TASK BRIEF —
Lift out each line of the data that holds "Beinn".

------ DATA ------

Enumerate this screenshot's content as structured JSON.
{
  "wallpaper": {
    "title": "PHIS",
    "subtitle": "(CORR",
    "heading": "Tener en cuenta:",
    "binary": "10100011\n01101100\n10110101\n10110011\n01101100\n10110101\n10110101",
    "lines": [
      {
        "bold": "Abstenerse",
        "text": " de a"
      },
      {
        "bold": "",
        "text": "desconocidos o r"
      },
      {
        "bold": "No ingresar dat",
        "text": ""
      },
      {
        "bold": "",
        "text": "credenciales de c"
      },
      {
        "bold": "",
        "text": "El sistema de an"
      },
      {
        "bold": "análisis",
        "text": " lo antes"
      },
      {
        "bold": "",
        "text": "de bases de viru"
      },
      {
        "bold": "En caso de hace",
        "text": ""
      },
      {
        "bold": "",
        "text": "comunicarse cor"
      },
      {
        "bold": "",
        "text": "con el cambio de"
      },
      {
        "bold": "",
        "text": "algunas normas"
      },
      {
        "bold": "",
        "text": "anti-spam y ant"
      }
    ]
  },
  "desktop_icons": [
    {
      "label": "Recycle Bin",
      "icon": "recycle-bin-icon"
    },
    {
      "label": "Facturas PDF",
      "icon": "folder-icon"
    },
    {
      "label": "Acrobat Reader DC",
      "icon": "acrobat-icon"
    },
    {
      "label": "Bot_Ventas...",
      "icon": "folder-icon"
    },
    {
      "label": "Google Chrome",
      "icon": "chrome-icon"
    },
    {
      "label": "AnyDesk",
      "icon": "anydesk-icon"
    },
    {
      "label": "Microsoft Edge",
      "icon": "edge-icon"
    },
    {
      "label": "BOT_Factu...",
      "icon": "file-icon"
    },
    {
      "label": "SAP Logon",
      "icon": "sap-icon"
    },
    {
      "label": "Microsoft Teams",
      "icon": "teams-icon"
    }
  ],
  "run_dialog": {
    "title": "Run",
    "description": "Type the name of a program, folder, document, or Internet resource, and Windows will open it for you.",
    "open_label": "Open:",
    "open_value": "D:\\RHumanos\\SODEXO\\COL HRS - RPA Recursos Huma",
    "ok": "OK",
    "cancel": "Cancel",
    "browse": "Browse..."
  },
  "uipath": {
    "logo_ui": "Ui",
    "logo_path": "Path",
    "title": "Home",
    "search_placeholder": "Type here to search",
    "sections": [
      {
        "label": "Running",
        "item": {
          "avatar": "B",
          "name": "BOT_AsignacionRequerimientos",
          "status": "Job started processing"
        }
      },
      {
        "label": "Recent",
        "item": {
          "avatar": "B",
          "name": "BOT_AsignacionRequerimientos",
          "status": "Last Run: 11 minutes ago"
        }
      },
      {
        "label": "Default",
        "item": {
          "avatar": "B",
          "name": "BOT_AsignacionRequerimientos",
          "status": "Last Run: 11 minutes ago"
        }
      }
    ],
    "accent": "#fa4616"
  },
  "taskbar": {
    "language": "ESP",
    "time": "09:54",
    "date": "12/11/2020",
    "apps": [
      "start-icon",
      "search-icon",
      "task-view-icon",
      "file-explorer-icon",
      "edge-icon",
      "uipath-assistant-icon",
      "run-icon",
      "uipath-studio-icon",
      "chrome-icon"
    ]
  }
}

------
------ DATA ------

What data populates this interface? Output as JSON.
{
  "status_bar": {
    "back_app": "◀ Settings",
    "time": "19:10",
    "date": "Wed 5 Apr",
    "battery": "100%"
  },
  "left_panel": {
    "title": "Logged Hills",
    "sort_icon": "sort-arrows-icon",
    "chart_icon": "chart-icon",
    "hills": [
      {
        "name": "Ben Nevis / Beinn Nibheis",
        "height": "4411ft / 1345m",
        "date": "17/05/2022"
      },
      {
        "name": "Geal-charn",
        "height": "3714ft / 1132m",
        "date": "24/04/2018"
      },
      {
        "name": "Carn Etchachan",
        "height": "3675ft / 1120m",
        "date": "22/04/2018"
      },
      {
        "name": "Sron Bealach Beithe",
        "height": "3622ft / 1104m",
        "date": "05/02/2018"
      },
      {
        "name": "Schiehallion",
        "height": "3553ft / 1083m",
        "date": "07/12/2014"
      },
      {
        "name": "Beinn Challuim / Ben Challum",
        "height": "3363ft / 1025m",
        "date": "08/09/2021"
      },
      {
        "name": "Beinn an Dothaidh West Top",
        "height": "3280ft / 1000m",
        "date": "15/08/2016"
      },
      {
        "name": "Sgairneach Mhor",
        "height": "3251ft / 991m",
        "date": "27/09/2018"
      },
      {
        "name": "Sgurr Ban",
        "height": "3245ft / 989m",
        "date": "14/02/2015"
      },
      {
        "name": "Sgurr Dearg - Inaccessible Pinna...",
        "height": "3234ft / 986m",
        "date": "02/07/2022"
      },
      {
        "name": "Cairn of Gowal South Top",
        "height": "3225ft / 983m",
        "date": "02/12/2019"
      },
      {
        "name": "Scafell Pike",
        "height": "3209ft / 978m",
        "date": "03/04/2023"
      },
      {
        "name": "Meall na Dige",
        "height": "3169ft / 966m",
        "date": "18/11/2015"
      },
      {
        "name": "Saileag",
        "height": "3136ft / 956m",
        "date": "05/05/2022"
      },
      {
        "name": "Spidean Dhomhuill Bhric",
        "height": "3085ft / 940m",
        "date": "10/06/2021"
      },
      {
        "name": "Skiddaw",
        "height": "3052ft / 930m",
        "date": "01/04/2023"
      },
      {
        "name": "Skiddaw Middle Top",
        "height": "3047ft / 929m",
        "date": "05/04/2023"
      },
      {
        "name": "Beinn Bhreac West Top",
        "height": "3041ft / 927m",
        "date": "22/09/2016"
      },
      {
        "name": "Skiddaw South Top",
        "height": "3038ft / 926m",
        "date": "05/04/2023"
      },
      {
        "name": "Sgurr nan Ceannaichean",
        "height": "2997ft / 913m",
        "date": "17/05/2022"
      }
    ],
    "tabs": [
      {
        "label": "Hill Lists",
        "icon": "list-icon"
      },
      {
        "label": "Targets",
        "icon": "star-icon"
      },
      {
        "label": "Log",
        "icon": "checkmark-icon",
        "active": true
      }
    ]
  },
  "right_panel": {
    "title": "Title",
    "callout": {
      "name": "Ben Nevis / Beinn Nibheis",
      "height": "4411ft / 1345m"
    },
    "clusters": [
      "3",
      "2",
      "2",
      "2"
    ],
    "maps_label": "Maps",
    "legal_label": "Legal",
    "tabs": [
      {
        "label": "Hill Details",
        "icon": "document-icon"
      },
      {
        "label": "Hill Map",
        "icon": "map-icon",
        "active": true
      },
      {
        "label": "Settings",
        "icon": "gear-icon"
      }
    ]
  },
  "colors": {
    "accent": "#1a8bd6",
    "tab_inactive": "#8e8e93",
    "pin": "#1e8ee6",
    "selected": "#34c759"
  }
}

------
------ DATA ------

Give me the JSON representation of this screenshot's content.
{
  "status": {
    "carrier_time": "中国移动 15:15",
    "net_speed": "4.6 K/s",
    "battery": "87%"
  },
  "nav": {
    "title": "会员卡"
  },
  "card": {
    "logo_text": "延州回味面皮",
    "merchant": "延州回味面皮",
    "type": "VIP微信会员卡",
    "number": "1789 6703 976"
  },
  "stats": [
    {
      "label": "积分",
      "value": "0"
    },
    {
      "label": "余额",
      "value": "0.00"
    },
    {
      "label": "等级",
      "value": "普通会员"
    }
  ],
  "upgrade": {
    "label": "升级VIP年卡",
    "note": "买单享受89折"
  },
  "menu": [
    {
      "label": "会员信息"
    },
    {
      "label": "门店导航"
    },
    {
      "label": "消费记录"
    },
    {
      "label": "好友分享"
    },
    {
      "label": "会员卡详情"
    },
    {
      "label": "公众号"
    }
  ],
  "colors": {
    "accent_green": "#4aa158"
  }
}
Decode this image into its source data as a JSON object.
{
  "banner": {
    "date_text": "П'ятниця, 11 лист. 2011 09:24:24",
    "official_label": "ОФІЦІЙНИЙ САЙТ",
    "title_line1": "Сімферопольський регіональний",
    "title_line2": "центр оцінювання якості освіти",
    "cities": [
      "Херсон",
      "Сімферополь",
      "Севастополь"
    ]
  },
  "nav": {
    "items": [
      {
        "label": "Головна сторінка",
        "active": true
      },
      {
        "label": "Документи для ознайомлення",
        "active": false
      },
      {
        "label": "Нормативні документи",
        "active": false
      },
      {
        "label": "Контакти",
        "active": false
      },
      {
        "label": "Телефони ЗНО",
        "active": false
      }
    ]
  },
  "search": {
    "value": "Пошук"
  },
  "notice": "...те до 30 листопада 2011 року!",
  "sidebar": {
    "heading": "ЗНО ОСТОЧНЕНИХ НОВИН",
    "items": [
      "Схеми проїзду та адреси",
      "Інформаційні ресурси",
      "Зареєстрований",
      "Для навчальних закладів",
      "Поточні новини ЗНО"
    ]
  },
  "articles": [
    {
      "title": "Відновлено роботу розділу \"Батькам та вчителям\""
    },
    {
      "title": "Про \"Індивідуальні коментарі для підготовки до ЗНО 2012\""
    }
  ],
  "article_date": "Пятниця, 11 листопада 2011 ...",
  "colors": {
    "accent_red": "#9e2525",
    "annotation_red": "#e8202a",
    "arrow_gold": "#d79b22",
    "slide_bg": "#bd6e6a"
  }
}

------

SOLUTION TO THE PROBLEM —
        "name": "Ben Nevis / Beinn Nibheis",
        "name": "Beinn Challuim / Ben Challum",
        "name": "Beinn an Dothaidh West Top",
        "name": "Beinn Bhreac West Top",
      "name": "Ben Nevis / Beinn Nibheis",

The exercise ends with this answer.